Action item ::
Wherever a line in the data below holds "number", copy that line.

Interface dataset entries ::
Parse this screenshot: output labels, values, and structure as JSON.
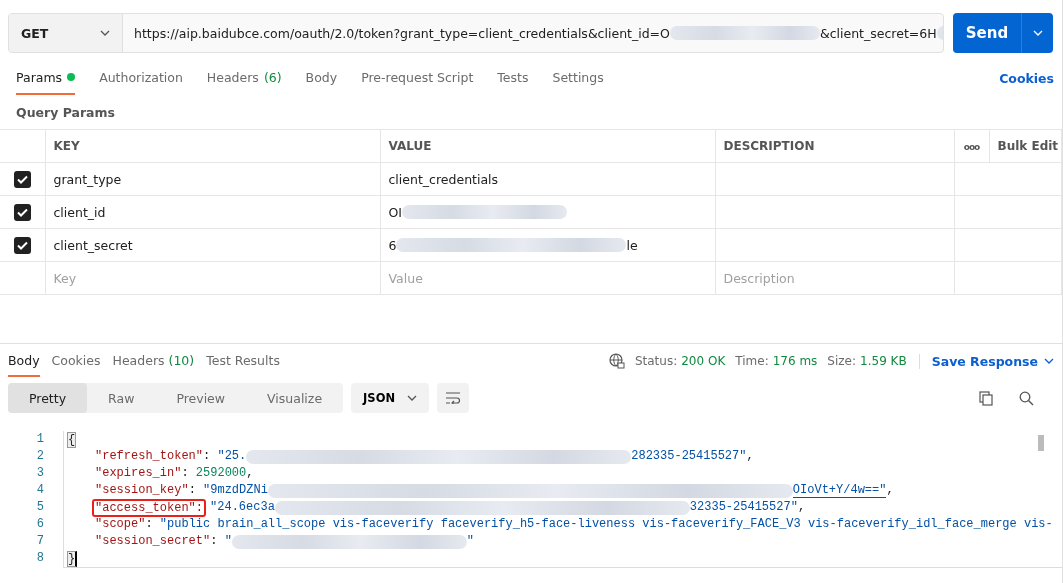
{
  "request": {
    "method": "GET",
    "url": [
      {
        "kind": "text",
        "text": "https://aip.baidubce.com/oauth/2.0/token?grant_type=client_credentials&client_id=O"
      },
      {
        "kind": "blur"
      },
      {
        "kind": "text",
        "text": "&client_secret=6H"
      },
      {
        "kind": "blur"
      }
    ],
    "send": "Send"
  },
  "request_tabs": [
    {
      "label": "Params",
      "dot": true,
      "selected": true
    },
    {
      "label": "Authorization",
      "dot": false,
      "selected": false
    },
    {
      "label": "Headers",
      "count": "(6)",
      "dot": false,
      "selected": false
    },
    {
      "label": "Body",
      "dot": false,
      "selected": false
    },
    {
      "label": "Pre-request Script",
      "dot": false,
      "selected": false
    },
    {
      "label": "Tests",
      "dot": false,
      "selected": false
    },
    {
      "label": "Settings",
      "dot": false,
      "selected": false
    }
  ],
  "cookies_link": "Cookies",
  "section_title": "Query Params",
  "params_table": {
    "columns": [
      "KEY",
      "VALUE",
      "DESCRIPTION"
    ],
    "more": "ooo",
    "bulk_edit": "Bulk Edit",
    "rows": [
      {
        "checked": true,
        "key": "grant_type",
        "value": [
          {
            "kind": "text",
            "text": "client_credentials"
          }
        ]
      },
      {
        "checked": true,
        "key": "client_id",
        "value": [
          {
            "kind": "text",
            "text": "OI"
          },
          {
            "kind": "blur"
          }
        ]
      },
      {
        "checked": true,
        "key": "client_secret",
        "value": [
          {
            "kind": "text",
            "text": "6"
          },
          {
            "kind": "blur"
          },
          {
            "kind": "text",
            "text": "le"
          }
        ]
      }
    ],
    "placeholders": {
      "key": "Key",
      "value": "Value",
      "description": "Description"
    }
  },
  "response_tabs": [
    {
      "label": "Body",
      "selected": true
    },
    {
      "label": "Cookies",
      "selected": false
    },
    {
      "label": "Headers",
      "count": "(10)",
      "selected": false
    },
    {
      "label": "Test Results",
      "selected": false
    }
  ],
  "response_status": [
    {
      "label": "Status:",
      "value": "200 OK"
    },
    {
      "label": "Time:",
      "value": "176 ms"
    },
    {
      "label": "Size:",
      "value": "1.59 KB"
    }
  ],
  "save_response": "Save Response",
  "view_modes": [
    {
      "label": "Pretty",
      "selected": true
    },
    {
      "label": "Raw",
      "selected": false
    },
    {
      "label": "Preview",
      "selected": false
    },
    {
      "label": "Visualize",
      "selected": false
    }
  ],
  "format": "JSON",
  "code_lines": [
    {
      "number": "1",
      "segments": [
        {
          "kind": "bracket",
          "text": "{"
        }
      ]
    },
    {
      "number": "2",
      "segments": [
        {
          "kind": "key",
          "text": "\"refresh_token\""
        },
        {
          "kind": "punct",
          "text": ": "
        },
        {
          "kind": "string",
          "text": "\"25."
        },
        {
          "kind": "blur"
        },
        {
          "kind": "string",
          "text": "282335-25415527\""
        },
        {
          "kind": "punct",
          "text": ","
        }
      ]
    },
    {
      "number": "3",
      "segments": [
        {
          "kind": "key",
          "text": "\"expires_in\""
        },
        {
          "kind": "punct",
          "text": ": "
        },
        {
          "kind": "number",
          "text": "2592000"
        },
        {
          "kind": "punct",
          "text": ","
        }
      ]
    },
    {
      "number": "4",
      "segments": [
        {
          "kind": "key",
          "text": "\"session_key\""
        },
        {
          "kind": "punct",
          "text": ": "
        },
        {
          "kind": "string",
          "text": "\"9mzdDZNi"
        },
        {
          "kind": "blur"
        },
        {
          "kind": "link",
          "text": "OIoVt+Y/4w==\""
        },
        {
          "kind": "punct",
          "text": ","
        }
      ]
    },
    {
      "number": "5",
      "segments": [
        {
          "kind": "boxed",
          "text": "\"access_token\":"
        },
        {
          "kind": "string",
          "text": "\"24.6ec3a"
        },
        {
          "kind": "blur"
        },
        {
          "kind": "string",
          "text": "32335-25415527\""
        },
        {
          "kind": "punct",
          "text": ","
        }
      ]
    },
    {
      "number": "6",
      "segments": [
        {
          "kind": "key",
          "text": "\"scope\""
        },
        {
          "kind": "punct",
          "text": ": "
        },
        {
          "kind": "string",
          "text": "\"public brain_all_scope vis-faceverify faceverify_h5-face-liveness vis-faceverify_FACE_V3 vis-faceverify_idl_face_merge vis-"
        }
      ]
    },
    {
      "number": "7",
      "segments": [
        {
          "kind": "key",
          "text": "\"session_secret\""
        },
        {
          "kind": "punct",
          "text": ": "
        },
        {
          "kind": "string",
          "text": "\""
        },
        {
          "kind": "blur"
        },
        {
          "kind": "string",
          "text": "\""
        }
      ]
    },
    {
      "number": "8",
      "segments": [
        {
          "kind": "cursor-bracket",
          "text": "}"
        }
      ]
    }
  ]
}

Response below ::
      "number": "1",
      "number": "2",
      "number": "3",
          "kind": "number",
      "number": "4",
      "number": "5",
      "number": "6",
      "number": "7",
      "number": "8",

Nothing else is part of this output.